Polymer conjugated biologics form a multibillion dollar market, dominated by poly(ethylene glycol) (PEG). Recent reports linked PEGs to immunological concerns, fueling the need for alternative polymers. Therefore, we are presenting a strategy replacing PEG by poly(2-oxazoline) (POx) polymers using genetically engineered interleukin-4 (IL-4) featuring an unnatural amino acid for site-specific conjugation through bioorthogonal copper-catalyzed azide alkyne cycloaddition (CuAAC). Conjugation yields of IL-4-PEG were poor and did not respond to an increase in the copper catalyst. In contrast, POxylated IL-4 conjugates resulted in homogeneous conjugate outcome, as demonstrated electrophoretically by size exclusion chromatography and analytical ultracentrifugation. Furthermore, POxylation did not impair thermal and chemical stability, and preserved wild-type IL-4 activity for the conjugates as demonstrated by TF-1 cell proliferation and STAT-6 phosphorylation in HEK293T cells, respectively. In conclusion, POxylation provides an interesting alternative to PEGylation with superior outcome for the synthesis yield by CuAAC and resulting in conjugates with excellent thermal and chemical stress profiles as well as biological performances.
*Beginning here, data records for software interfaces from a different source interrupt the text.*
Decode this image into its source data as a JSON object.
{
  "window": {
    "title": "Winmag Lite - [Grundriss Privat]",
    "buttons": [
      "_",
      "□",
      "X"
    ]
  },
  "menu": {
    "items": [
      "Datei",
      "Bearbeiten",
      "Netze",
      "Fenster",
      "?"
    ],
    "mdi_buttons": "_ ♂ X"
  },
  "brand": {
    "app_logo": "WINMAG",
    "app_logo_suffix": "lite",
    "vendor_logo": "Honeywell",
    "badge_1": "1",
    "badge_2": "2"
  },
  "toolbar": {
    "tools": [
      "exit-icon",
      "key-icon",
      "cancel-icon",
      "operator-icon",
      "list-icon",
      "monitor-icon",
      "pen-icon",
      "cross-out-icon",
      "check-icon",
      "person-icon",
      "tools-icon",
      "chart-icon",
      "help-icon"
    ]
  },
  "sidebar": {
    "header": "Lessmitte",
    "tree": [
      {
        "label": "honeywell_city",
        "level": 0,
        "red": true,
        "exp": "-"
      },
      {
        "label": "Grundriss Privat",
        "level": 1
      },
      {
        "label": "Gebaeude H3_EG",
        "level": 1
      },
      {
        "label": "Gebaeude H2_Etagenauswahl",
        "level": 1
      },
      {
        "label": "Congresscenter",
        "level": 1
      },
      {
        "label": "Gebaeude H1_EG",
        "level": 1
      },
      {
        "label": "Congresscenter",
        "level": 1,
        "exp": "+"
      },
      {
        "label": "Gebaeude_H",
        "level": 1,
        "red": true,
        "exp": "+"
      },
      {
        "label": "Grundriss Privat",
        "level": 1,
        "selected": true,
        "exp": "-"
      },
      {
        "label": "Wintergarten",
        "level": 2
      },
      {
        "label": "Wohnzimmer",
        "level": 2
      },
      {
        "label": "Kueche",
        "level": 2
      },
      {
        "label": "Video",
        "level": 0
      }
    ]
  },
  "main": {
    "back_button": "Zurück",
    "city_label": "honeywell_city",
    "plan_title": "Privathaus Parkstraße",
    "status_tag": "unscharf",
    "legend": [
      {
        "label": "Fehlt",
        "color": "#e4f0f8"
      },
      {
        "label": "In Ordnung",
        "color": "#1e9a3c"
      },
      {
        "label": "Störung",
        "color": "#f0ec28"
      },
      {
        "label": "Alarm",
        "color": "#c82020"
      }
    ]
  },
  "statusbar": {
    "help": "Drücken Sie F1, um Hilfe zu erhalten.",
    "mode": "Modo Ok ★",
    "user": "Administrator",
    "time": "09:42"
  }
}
- CuAAC (copper(I) catalyzed azide alkyne cycloaddition)
- cytokine engineering
- genetic code expansion